Five police officers were killed in a hail of gunfire that erupted near a peaceful protest in Dallas, according to city officials. A total of 11 officers were shot, 10 by two snipers in “elevated positions” and one by the suspect during a subsequent exchange in downtown Dallas, according to the DPD. One civilian was also wounded.
The ambush marks the deadliest day for law enforcement in the United States since the attacks on Sept. 11, 2001.
Police said early Friday morning that one suspect had been taken into custody after a shootout with Dallas SWAT officers. Around 1:30 a.m. Eastern time, police officials said they had another suspect cornered: “The suspect that we are negotiating with that has exchanged gunfire over the last 45 minutes has told us that the end is coming and that he is going to hurt us.”
Three other suspects were in police custody, including two who were seen throwing a camouflage bag into a Mercedes and later apprehended by police. Officers said a third suspect, a woman, was captured close to the parking garage where the last known remaining suspect was barricaded.
The ambush in downtown Dallas sent shockwaves through the city and the rest of the country, still reeling from the two shooting deaths of black men at the hands of police just this week. The identities and motive of the shooters was still a mystery as of early Friday morning.

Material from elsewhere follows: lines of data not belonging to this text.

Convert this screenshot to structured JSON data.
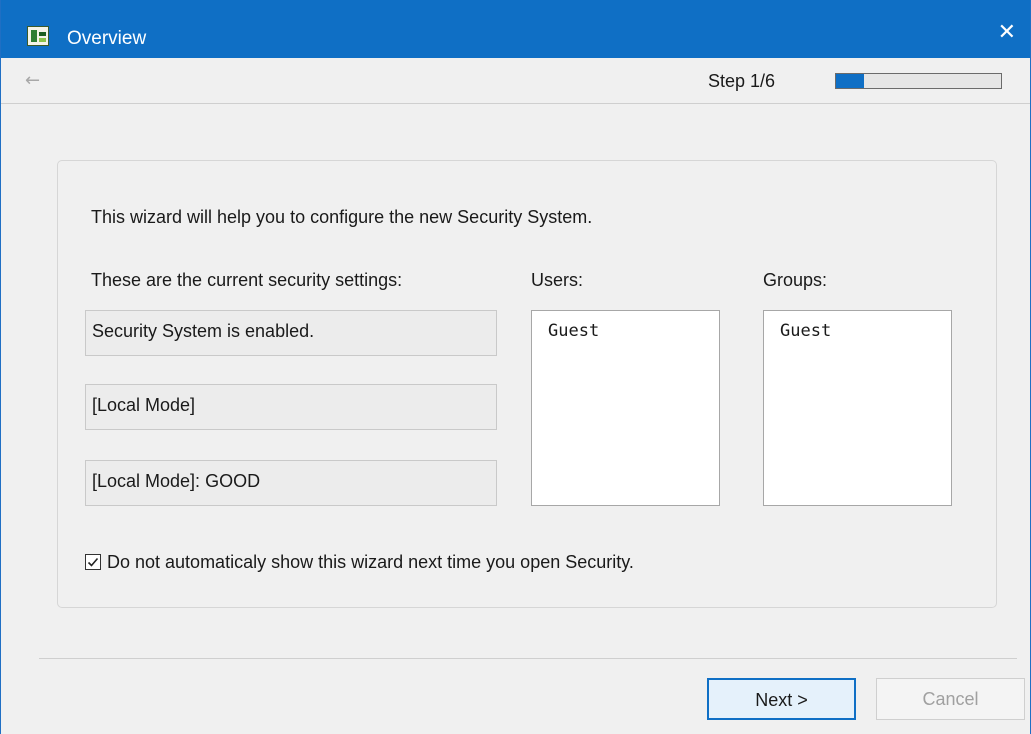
{
  "window": {
    "title": "Overview",
    "close_symbol": "✕",
    "accent_color": "#0f6fc5",
    "icon": "app-icon"
  },
  "toolbar": {
    "back_symbol": "←",
    "step_text": "Step 1/6",
    "progress_fraction": 0.1667
  },
  "main": {
    "intro_text": "This wizard will help you to configure the new Security System.",
    "current_settings_label": "These are the current security settings:",
    "settings": [
      "Security System is enabled.",
      "[Local Mode]",
      "[Local Mode]: GOOD"
    ],
    "users_label": "Users:",
    "users": [
      "Guest"
    ],
    "groups_label": "Groups:",
    "groups": [
      "Guest"
    ],
    "checkbox_label": "Do not automaticaly show this wizard next time you open Security.",
    "checkbox_checked": true
  },
  "buttons": {
    "next_label": "Next >",
    "cancel_label": "Cancel"
  }
}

A Facebook Live broadcast by Michael Kevin Bautista shows the moments that dozens of shots rang out in downtown Dallas. In the graphic video, two police officers appear to be laying on the ground after several dozen shots are fired:
CBS DFW quoted a witness saying he heard what sounded like shots fired from an assault rifle. The gunfire rang out at the end of rally protesting police violence, which had been peaceful prior to the shooting.
People were gathering to protest racially motivated police brutality after two black men, Alton Sterling and Philando Castile, were both fatally shot by police officers on Tuesday and Wednesday, respectively. Dramatic footage of Sterling and Castile being killed — both of whom were nonviolent at the time of their shooting — galvanized the #BlackLivesMatter movement into action in cities across the country.